Input data section start

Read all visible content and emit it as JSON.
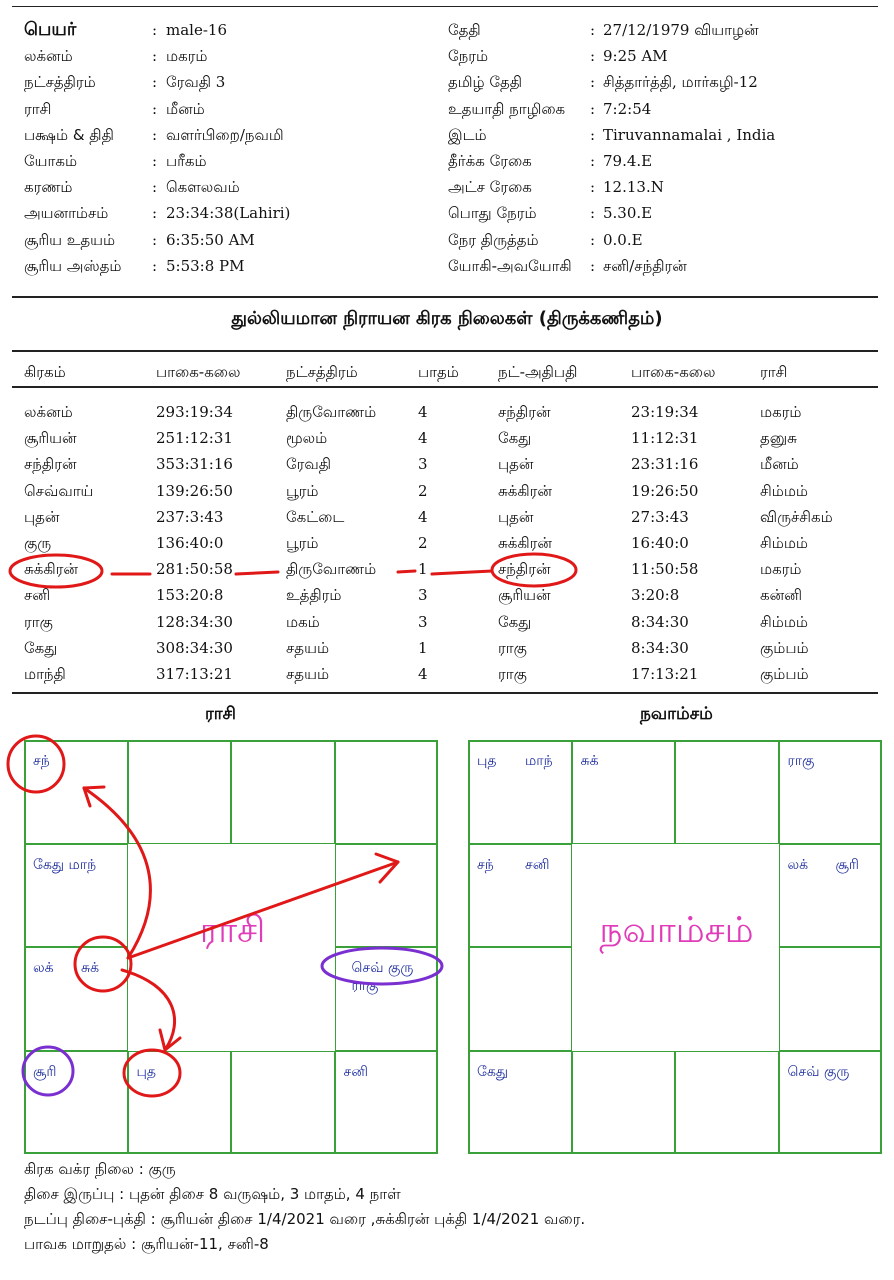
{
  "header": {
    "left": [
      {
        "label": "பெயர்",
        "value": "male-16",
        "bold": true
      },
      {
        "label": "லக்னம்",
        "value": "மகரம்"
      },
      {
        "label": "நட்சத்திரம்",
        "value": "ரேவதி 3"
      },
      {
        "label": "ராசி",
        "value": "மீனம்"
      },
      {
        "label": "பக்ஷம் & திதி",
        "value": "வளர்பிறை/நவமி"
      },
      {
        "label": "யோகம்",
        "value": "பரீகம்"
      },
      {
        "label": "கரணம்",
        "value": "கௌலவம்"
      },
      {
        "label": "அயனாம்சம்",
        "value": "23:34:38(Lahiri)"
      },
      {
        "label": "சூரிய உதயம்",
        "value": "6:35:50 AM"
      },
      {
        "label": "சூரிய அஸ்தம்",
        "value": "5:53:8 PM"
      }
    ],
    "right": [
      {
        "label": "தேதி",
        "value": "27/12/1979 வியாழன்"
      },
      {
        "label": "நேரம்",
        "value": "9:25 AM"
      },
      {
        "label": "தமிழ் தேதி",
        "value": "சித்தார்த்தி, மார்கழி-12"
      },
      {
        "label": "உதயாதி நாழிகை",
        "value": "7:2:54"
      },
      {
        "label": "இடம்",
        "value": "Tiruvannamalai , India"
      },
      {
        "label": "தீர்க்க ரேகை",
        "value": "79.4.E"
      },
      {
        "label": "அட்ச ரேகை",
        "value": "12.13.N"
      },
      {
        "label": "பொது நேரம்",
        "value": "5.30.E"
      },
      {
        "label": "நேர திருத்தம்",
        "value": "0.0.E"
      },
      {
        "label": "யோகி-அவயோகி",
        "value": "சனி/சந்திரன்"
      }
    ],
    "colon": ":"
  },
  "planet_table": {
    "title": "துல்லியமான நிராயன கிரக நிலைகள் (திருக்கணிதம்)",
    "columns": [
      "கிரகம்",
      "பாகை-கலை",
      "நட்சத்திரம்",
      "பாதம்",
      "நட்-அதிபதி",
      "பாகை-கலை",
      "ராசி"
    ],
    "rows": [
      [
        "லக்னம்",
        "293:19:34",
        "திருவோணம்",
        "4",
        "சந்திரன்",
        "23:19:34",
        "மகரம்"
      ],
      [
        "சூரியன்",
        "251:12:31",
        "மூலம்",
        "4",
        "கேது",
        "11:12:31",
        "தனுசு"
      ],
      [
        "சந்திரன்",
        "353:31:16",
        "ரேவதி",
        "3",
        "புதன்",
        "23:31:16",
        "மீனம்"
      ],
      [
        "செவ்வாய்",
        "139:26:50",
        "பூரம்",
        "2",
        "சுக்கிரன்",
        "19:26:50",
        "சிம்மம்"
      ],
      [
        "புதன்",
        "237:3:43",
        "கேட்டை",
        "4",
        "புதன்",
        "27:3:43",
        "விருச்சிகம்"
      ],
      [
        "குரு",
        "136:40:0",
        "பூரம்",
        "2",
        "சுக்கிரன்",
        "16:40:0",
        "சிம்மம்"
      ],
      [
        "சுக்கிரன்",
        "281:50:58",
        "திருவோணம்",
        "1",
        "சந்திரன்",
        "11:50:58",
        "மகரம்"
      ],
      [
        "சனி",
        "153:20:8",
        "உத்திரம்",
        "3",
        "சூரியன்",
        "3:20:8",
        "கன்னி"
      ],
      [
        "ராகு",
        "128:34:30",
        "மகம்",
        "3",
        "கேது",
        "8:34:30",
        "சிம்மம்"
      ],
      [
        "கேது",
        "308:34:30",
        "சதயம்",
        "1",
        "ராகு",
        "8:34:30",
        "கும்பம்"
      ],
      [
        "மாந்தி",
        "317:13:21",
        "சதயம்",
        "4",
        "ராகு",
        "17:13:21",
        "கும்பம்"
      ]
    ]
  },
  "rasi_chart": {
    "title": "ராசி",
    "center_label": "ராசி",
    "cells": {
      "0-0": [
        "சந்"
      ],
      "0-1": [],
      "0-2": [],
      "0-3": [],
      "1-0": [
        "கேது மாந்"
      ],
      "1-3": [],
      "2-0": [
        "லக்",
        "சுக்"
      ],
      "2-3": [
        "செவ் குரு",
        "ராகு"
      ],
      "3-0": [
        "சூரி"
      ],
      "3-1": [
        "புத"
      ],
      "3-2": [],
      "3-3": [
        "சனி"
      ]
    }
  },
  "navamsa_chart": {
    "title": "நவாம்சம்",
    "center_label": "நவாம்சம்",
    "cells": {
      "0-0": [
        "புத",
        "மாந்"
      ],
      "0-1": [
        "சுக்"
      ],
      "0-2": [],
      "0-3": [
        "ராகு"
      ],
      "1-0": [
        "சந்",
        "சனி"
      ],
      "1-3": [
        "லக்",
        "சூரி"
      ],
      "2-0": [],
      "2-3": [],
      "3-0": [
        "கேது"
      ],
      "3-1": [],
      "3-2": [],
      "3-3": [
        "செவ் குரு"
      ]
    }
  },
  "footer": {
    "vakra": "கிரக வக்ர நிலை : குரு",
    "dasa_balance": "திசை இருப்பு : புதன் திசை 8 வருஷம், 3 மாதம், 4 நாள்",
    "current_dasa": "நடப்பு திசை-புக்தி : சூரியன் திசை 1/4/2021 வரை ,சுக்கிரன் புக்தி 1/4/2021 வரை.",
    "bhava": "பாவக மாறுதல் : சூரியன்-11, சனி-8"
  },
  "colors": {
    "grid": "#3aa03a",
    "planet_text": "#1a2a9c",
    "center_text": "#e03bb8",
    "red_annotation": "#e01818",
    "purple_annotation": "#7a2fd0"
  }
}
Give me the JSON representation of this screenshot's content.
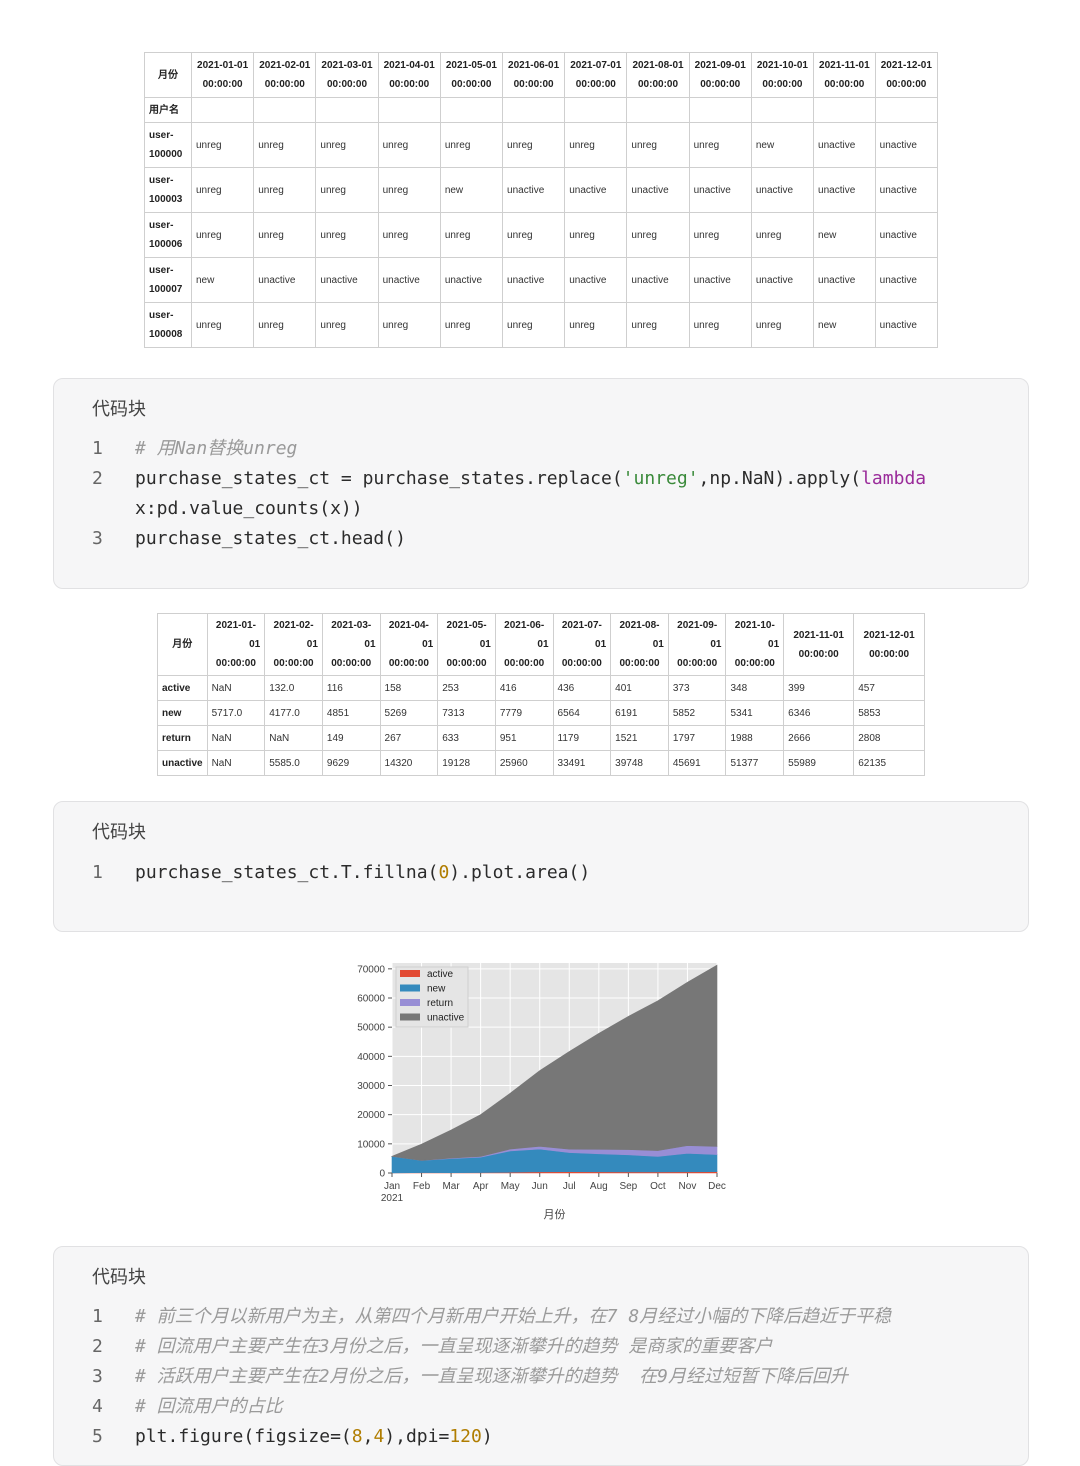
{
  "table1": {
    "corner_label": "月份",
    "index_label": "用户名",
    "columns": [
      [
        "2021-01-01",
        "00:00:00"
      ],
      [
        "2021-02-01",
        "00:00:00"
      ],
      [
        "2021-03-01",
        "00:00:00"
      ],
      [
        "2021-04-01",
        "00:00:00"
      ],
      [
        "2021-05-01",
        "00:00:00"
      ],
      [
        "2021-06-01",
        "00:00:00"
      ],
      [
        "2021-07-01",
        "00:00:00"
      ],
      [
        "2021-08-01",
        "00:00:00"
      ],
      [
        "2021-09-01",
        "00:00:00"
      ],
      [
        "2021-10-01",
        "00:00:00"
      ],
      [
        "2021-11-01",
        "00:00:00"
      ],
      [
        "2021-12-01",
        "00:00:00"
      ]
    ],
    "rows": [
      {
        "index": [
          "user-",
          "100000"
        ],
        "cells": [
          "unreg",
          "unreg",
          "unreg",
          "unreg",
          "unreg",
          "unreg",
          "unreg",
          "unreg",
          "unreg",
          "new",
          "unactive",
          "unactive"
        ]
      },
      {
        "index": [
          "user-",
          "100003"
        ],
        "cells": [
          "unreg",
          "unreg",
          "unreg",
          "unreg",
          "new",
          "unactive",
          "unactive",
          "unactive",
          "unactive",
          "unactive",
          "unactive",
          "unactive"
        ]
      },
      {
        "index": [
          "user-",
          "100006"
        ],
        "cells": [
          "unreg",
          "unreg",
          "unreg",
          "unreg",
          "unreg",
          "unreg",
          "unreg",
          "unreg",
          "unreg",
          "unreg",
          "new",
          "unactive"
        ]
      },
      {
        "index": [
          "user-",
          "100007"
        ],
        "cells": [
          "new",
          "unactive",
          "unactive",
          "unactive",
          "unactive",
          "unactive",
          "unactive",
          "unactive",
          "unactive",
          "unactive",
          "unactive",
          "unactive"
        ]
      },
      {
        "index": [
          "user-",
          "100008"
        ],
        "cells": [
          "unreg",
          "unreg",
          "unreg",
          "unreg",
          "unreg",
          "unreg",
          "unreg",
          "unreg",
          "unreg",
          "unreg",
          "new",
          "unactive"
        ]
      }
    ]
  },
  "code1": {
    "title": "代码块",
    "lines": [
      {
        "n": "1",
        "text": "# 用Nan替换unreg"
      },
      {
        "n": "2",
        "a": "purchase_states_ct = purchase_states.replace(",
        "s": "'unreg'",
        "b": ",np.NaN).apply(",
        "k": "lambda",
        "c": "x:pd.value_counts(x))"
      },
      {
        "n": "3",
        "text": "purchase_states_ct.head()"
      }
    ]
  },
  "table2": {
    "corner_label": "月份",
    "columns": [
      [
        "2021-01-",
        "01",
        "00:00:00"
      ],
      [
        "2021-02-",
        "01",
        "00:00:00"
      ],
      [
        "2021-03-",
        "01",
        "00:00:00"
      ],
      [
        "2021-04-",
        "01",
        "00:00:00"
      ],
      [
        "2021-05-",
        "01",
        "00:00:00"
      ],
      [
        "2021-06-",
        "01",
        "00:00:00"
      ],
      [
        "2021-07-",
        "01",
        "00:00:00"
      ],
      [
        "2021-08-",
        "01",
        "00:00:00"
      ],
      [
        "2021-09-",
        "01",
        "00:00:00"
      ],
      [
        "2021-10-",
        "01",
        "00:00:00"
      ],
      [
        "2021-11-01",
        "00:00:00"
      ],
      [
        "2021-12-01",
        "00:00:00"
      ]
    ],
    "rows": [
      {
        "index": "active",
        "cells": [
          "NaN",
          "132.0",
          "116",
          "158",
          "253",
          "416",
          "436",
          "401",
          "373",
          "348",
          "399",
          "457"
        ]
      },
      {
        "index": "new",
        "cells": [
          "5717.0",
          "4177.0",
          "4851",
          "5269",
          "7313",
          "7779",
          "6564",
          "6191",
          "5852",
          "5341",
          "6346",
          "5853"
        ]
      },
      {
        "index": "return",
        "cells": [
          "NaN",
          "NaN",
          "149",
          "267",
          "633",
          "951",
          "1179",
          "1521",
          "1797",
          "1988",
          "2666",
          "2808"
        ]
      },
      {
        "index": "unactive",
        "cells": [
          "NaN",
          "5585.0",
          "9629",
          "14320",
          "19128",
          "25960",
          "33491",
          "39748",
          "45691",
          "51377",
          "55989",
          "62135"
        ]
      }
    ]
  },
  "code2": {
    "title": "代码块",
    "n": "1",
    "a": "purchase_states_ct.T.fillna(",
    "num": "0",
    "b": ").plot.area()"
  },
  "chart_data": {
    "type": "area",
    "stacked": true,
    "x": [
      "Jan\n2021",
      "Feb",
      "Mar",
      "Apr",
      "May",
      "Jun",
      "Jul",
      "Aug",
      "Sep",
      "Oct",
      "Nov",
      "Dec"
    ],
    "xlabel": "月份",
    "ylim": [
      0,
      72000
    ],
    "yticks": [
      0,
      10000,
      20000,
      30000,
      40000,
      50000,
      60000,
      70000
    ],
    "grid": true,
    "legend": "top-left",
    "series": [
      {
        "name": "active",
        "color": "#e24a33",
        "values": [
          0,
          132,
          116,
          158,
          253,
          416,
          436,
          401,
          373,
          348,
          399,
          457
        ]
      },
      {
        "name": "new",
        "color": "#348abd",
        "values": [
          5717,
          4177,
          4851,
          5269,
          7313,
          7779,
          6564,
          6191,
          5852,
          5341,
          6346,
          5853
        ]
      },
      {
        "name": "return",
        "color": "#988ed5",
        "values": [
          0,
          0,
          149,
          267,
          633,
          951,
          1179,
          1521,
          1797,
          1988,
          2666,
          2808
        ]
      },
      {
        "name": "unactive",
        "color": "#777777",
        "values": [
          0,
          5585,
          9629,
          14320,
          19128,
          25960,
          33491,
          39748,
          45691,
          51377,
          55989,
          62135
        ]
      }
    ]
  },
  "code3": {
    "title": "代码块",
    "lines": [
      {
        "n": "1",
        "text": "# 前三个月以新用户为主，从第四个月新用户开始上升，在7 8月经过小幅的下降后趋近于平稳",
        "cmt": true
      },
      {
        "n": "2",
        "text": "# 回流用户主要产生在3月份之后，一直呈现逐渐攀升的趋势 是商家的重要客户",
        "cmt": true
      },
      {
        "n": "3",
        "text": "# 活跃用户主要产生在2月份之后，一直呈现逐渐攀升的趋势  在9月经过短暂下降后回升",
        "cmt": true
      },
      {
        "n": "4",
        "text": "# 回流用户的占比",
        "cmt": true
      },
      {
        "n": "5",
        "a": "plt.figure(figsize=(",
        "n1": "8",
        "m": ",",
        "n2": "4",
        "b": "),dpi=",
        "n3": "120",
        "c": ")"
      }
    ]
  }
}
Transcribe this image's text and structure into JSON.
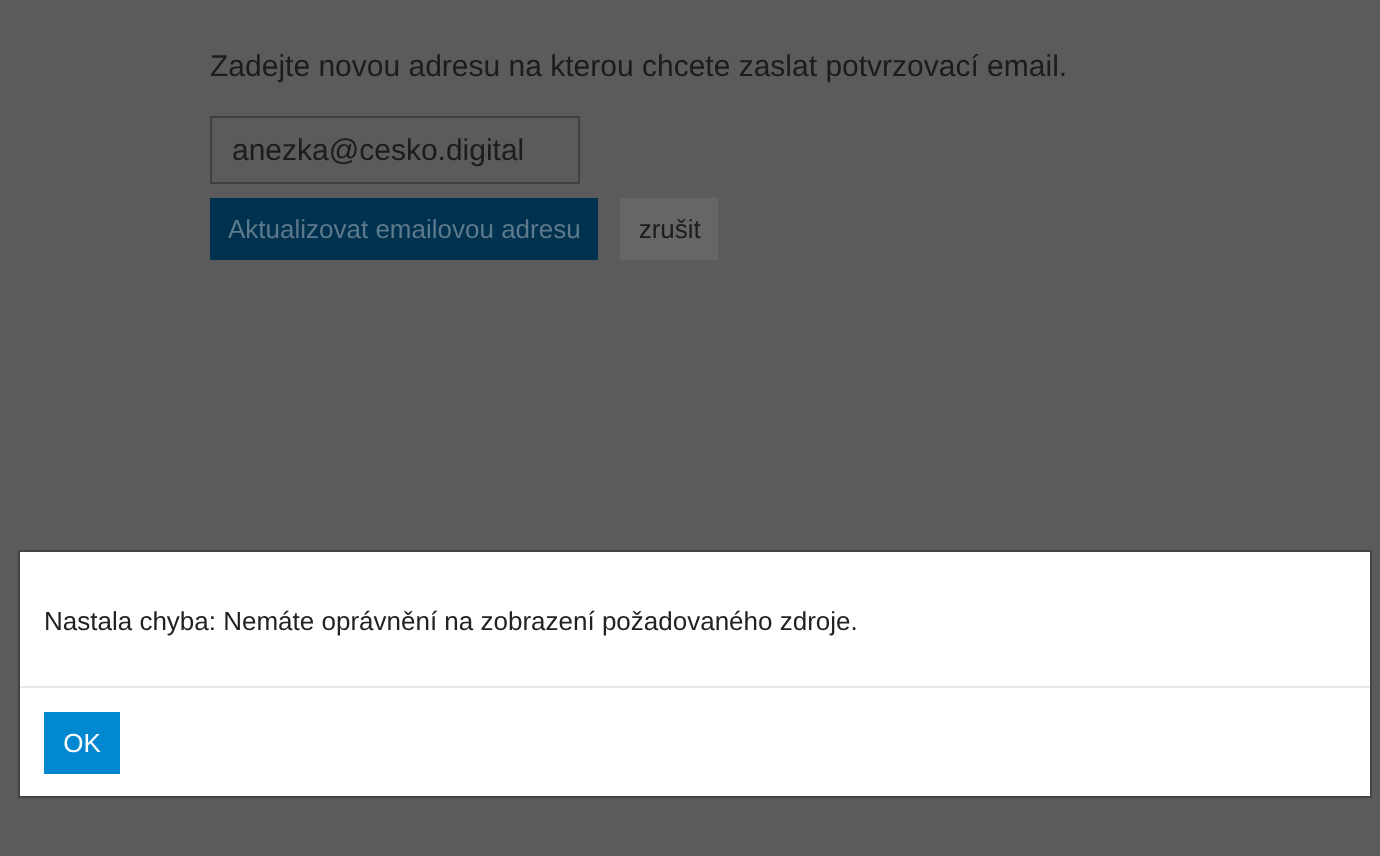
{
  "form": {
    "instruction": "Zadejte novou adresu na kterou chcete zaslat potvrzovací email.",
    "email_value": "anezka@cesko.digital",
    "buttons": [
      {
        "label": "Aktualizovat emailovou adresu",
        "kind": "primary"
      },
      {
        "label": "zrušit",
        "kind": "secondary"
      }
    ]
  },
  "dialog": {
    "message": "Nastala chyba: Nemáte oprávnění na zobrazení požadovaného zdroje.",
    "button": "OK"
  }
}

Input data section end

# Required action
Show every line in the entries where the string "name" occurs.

# Task answer
        "name": "active",
        "name": "new",
        "name": "return",
        "name": "unactive",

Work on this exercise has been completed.